What you are asked to do - If a line in the records contains the word "Speaker", count it; state the resulting number and nothing more.

Data extracts -
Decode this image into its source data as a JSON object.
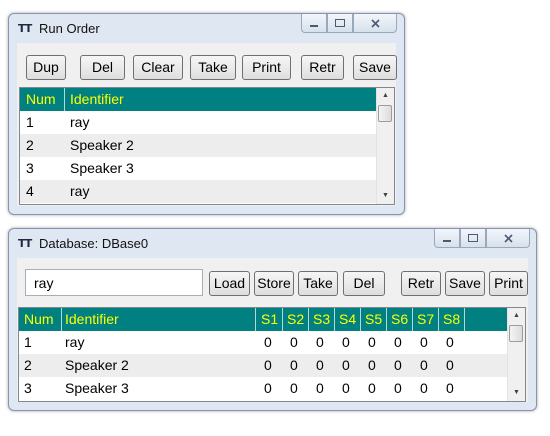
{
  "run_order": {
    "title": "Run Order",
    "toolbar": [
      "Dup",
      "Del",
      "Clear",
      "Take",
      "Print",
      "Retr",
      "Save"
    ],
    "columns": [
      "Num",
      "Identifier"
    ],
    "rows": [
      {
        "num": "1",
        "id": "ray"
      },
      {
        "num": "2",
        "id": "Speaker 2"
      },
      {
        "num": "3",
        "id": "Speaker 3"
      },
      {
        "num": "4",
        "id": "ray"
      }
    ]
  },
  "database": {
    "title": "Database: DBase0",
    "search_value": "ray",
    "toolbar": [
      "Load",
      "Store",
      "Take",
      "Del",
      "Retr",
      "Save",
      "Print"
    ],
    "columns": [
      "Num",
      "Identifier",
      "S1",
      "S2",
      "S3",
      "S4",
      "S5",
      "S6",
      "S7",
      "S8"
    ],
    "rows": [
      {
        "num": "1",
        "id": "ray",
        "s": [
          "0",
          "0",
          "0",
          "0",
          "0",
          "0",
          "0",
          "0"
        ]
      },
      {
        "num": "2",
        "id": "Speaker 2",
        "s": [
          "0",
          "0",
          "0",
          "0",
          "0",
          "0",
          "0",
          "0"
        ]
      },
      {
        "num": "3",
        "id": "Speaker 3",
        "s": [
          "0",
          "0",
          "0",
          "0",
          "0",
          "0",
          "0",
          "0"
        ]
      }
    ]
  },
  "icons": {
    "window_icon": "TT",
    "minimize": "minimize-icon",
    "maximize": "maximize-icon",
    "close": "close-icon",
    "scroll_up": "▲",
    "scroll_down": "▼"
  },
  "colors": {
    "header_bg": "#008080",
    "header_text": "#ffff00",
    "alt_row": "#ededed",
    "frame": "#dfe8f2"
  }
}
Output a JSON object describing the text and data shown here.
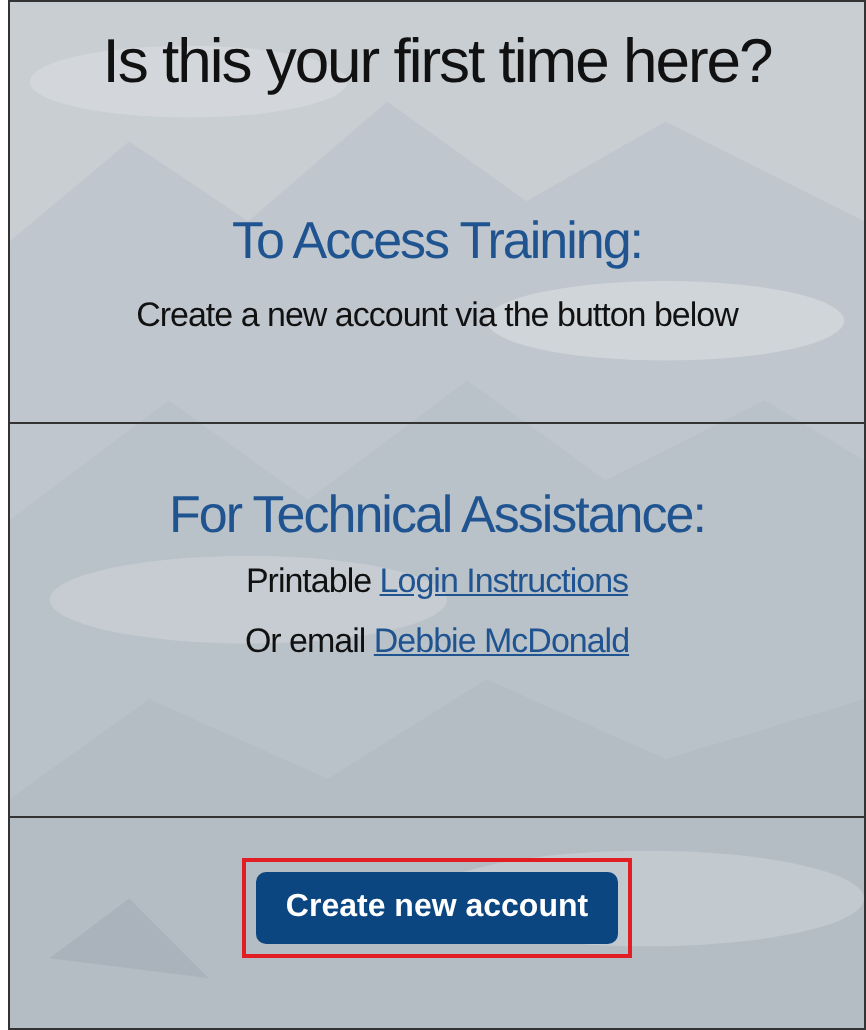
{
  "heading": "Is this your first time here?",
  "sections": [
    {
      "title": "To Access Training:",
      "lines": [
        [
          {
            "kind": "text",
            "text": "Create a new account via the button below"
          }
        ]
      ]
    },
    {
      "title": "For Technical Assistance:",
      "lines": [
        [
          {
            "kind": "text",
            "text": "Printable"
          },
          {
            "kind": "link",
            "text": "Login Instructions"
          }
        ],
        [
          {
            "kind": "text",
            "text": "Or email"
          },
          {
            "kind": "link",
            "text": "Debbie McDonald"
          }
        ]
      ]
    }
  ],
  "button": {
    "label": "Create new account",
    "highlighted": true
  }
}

Solution for this exercise - 4